The film was declared amid what appeared to be a deplorable time of mass agitation – the nearest, as I would like to think, we’ve at any point come to reproducing a scene of Black Mirror, in actuality – when Pokemon Go was assuming control over the world. What’s more, its landing in 2019 sign a significant (and ambivalent) minute in popular culture, when ’80s sentimentality is effortlessly passing the cudgel to ’90s wistfulness. Film, as we probably am aware, is the least expensive (and most reasonable) method of time travel.
Nearly as genuine, some would state, as some of shocking CGI characters in this film. What they’ve accomplished here helped me to remember Steven Spielberg’s Tintin film – the characters are hyper-stylised however photograph reasonable. This is imperative to get right, on the grounds that Pikachu is in basically every scene, and the scarcest stumble could mean distancing the crowd.

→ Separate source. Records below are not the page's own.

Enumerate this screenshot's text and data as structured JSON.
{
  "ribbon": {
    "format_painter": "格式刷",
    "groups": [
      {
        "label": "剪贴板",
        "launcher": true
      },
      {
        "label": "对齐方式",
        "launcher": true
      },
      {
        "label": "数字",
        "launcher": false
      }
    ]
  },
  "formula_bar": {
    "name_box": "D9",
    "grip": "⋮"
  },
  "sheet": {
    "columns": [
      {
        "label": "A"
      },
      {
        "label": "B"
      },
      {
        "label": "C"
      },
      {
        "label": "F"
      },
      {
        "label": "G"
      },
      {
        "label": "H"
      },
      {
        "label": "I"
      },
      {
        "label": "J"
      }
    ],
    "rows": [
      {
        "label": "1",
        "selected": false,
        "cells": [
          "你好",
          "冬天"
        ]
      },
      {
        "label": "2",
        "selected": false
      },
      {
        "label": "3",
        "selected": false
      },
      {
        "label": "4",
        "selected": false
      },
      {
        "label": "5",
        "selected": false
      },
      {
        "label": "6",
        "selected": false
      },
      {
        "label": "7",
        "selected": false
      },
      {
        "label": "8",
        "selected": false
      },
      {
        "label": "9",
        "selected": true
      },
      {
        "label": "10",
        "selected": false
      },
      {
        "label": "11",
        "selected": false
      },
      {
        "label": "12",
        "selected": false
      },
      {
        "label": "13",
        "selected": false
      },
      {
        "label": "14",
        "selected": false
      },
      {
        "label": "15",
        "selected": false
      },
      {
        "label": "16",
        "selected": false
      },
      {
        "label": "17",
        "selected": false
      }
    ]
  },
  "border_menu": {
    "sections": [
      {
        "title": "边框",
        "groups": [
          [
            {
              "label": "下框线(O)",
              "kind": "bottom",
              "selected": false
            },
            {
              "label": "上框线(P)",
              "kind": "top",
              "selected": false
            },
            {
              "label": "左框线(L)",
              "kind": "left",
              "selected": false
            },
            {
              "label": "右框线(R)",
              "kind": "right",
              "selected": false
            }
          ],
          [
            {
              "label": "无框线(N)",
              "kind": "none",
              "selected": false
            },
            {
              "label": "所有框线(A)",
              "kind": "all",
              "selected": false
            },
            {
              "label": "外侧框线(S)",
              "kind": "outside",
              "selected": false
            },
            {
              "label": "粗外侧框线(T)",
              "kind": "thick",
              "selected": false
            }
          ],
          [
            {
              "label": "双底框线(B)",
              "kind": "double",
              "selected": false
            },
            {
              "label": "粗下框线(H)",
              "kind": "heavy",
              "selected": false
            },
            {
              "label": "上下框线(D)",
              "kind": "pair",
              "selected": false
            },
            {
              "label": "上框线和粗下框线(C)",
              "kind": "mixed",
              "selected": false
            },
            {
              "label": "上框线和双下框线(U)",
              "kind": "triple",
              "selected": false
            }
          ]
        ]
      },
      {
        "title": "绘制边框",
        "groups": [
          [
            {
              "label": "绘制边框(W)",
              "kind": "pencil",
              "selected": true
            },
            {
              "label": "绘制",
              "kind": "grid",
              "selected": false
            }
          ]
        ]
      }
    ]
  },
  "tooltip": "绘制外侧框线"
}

Be that as it may, the film does, nonetheless, feel like the result of different voices. There are four credited screenwriters on this thing; a troubling sign in moviemaking terms. You can advise that one was gotten to punch up the discourse, another to include some gravitas – that is exactly how incoherent everything is. On account of its very nature as a kids’ film, the jokes in Detective Pikachu are to a great extent focused towards a pre-teenager group of onlookers, and little exertion is given to making the motion picture legitimately stable.
In any case, Pokemon: Detective Pikachu isn’t intended for the present day me, a nitpicky individual who watches motion pictures expertly; however for the 10-year-old me, who’d surge back home from school on sweltering summer days to join Ash Ketchum on his undertakings, and hazard Cubital passage disorder in the wake of squandering hours on the GameBoy. It surely isn’t the absolute best, similar to nobody at any point was, however it restored me of my millennial tension for two or three hours, and that needs to mean something.